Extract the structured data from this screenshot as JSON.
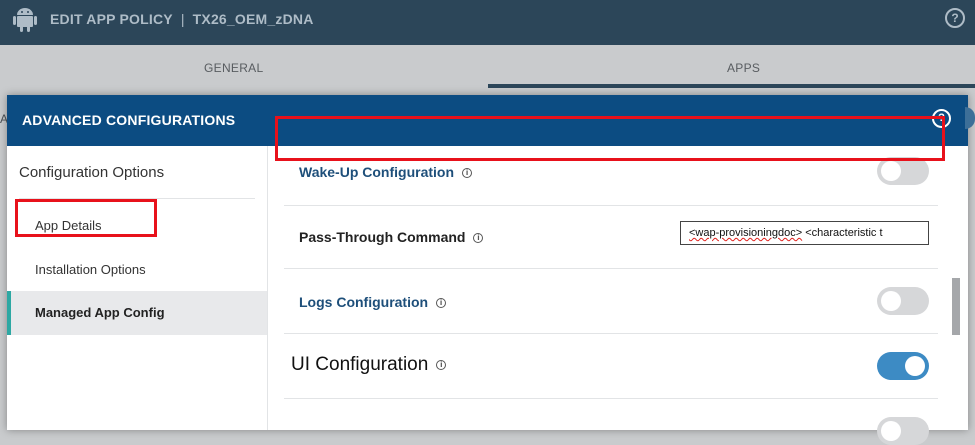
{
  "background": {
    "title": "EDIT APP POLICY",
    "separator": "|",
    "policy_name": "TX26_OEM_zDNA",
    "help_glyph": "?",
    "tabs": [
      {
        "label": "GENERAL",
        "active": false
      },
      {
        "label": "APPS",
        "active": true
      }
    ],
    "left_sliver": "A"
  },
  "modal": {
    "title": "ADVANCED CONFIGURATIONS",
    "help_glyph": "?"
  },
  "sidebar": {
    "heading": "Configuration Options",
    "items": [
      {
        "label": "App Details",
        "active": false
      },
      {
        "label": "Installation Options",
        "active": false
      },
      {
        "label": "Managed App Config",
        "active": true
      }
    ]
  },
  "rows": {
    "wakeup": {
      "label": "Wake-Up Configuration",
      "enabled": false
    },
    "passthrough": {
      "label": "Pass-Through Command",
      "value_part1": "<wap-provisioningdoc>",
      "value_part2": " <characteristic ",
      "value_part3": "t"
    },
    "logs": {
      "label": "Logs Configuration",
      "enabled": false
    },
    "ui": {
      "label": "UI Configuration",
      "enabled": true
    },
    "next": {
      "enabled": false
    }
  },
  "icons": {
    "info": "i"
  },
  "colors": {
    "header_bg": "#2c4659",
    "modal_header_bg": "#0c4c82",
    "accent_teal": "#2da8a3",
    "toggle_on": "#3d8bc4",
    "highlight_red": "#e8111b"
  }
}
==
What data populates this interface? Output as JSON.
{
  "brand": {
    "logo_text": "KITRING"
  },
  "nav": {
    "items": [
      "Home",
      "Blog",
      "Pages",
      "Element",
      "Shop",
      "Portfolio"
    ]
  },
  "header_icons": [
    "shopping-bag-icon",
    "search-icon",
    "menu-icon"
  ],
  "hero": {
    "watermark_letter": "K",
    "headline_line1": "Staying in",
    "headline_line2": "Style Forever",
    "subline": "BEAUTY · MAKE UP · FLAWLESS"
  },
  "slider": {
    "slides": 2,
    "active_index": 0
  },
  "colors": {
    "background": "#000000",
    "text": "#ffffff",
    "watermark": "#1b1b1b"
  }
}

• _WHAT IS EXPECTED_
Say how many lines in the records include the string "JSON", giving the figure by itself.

• _TASK RESULT_
2